THE DATA:
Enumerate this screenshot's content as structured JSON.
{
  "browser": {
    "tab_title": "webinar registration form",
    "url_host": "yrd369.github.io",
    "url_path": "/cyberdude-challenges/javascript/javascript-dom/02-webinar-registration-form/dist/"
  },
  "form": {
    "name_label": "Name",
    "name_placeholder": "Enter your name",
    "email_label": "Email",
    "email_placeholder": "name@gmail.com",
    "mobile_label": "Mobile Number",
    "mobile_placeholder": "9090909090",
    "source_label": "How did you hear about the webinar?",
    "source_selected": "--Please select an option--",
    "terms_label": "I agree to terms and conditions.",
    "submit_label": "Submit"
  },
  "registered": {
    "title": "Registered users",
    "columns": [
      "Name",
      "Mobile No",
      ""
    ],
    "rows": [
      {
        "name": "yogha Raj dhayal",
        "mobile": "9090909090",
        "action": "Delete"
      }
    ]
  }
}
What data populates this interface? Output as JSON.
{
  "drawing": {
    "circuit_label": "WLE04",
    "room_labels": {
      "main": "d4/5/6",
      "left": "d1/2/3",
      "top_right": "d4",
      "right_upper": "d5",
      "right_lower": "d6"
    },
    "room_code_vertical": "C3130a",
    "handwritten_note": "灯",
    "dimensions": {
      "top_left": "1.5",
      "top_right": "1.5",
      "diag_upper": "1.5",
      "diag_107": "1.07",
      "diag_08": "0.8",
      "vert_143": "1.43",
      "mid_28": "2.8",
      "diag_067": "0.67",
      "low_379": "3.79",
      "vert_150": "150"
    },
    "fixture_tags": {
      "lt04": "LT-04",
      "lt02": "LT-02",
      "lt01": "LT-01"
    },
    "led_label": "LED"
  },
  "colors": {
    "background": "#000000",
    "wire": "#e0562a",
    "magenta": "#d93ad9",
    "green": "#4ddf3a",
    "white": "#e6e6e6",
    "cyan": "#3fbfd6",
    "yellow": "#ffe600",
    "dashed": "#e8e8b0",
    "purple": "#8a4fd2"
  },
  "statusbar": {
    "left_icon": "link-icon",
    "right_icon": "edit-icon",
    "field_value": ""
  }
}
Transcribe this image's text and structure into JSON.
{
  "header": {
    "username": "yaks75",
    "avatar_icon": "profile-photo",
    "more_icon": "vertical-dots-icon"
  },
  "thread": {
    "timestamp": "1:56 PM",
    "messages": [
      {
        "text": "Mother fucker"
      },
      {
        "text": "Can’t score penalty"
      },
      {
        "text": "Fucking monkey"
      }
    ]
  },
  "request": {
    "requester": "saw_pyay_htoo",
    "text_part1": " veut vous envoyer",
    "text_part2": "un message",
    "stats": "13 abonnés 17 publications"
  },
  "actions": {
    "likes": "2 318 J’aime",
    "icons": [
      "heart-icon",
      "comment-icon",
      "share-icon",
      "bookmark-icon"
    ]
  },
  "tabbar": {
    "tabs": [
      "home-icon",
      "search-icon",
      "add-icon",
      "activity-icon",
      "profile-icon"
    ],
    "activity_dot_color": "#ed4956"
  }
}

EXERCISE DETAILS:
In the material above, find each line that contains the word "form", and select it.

SOLUTION TO THE EXERCISE:
    "tab_title": "webinar registration form",
    "url_path": "/cyberdude-challenges/javascript/javascript-dom/02-webinar-registration-form/dist/"
  "form": {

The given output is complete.